**WHAT YOU HAVE TO DO:**
Look through the data below and count each line where the word "polaris" appears. Reply with the count alone.

[GIVEN RECORDS Boundary: Start]

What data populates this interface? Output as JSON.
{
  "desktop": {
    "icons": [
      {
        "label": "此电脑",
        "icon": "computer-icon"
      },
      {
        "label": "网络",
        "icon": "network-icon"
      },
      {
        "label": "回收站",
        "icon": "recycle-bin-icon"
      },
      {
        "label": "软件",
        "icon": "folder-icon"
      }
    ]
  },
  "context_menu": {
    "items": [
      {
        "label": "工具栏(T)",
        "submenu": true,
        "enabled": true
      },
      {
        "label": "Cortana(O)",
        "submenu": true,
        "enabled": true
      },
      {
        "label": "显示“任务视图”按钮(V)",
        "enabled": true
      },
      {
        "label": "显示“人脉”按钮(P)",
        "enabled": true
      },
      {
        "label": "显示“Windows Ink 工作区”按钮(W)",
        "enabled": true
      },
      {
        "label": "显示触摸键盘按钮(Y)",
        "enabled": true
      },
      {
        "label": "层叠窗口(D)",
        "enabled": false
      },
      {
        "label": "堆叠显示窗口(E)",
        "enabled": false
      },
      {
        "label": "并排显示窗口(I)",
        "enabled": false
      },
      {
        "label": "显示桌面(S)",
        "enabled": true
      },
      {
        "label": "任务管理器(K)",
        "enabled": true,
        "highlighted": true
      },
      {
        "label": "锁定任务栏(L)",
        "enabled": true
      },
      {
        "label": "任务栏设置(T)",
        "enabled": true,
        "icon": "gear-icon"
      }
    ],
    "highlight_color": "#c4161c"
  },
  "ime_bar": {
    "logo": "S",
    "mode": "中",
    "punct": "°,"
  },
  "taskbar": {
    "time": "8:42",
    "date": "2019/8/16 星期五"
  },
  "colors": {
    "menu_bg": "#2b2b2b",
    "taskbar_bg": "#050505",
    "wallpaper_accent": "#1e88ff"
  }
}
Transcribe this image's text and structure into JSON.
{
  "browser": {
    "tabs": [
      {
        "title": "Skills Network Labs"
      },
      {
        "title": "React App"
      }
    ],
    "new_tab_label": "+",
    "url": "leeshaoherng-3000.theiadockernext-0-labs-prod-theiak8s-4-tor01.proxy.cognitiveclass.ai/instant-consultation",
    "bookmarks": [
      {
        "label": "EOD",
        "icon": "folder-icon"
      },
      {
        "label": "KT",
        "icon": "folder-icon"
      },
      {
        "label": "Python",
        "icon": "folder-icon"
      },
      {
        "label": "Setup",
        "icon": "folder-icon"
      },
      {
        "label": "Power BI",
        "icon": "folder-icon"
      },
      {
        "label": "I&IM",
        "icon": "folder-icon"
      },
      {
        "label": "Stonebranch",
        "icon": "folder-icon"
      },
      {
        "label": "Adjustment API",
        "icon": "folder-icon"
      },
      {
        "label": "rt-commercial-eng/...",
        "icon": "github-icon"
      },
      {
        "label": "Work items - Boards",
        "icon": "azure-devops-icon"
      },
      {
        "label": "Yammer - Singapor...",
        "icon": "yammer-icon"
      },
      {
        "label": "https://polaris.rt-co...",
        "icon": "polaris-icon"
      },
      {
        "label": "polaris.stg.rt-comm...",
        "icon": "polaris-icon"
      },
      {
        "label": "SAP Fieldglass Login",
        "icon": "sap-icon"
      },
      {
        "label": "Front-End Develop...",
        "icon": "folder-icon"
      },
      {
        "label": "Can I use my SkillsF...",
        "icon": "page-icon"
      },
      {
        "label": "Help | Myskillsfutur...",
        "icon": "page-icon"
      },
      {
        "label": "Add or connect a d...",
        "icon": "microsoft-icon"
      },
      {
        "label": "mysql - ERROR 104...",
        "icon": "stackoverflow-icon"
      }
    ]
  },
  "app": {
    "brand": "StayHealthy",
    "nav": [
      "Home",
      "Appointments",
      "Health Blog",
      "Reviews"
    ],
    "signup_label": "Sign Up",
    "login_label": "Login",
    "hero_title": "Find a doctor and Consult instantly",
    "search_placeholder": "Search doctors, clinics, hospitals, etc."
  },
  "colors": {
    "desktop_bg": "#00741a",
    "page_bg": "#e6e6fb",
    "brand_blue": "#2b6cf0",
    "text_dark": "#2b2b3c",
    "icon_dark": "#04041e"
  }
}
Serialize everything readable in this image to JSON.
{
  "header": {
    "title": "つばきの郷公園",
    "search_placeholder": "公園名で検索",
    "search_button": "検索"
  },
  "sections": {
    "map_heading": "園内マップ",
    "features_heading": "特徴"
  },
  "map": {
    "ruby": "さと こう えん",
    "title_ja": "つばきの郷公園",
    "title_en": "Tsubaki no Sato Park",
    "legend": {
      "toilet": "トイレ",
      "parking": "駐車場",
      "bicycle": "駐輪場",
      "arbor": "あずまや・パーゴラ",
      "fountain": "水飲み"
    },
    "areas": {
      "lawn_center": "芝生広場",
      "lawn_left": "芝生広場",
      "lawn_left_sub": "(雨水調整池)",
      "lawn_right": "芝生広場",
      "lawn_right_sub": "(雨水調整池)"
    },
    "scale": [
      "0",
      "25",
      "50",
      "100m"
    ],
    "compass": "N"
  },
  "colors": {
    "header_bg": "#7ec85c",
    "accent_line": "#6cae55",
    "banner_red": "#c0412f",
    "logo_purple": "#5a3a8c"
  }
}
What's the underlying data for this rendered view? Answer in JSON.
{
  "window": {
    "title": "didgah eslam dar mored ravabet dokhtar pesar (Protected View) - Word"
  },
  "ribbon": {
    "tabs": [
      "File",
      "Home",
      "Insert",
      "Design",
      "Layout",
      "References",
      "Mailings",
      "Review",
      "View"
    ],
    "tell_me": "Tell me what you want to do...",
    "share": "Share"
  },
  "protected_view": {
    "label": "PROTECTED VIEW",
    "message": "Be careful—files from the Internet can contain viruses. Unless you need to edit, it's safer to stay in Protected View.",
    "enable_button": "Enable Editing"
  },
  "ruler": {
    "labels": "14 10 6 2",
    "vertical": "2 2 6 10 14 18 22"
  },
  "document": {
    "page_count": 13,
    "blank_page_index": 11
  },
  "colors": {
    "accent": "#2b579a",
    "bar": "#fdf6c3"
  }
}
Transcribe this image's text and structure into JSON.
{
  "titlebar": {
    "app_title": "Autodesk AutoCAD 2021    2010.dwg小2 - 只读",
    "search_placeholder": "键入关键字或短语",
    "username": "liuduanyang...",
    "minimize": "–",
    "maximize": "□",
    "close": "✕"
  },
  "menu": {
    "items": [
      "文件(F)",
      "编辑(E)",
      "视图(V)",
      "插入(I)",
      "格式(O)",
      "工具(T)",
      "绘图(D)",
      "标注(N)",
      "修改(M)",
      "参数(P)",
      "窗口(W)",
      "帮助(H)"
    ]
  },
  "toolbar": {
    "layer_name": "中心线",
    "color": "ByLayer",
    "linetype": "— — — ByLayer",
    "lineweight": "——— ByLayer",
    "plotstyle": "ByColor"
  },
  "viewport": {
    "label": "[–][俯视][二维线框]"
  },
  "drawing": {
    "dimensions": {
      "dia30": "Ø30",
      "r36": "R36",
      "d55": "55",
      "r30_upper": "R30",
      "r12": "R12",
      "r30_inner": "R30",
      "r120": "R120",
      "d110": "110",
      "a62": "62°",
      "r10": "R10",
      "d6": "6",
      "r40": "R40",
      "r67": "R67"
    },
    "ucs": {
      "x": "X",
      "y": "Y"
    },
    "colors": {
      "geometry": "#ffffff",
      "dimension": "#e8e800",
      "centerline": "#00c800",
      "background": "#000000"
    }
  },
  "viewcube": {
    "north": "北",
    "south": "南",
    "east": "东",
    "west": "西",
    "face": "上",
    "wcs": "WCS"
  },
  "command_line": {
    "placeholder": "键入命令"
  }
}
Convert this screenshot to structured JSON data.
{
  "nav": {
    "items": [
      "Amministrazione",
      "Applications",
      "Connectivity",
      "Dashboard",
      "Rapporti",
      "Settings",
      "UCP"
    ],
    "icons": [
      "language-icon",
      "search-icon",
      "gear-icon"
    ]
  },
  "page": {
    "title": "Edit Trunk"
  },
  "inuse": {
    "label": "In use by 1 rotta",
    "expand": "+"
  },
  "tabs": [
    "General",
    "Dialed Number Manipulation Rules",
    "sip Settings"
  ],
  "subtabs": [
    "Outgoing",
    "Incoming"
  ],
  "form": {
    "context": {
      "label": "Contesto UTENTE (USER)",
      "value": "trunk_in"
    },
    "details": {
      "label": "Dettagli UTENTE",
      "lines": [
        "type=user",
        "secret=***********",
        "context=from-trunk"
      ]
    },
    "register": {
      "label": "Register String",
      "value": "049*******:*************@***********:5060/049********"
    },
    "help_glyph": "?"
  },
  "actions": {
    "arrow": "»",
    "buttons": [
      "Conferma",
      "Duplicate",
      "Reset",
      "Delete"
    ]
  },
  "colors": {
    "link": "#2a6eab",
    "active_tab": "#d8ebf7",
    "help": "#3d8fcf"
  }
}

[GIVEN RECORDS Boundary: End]

**FINISHED EXERCISE:**
4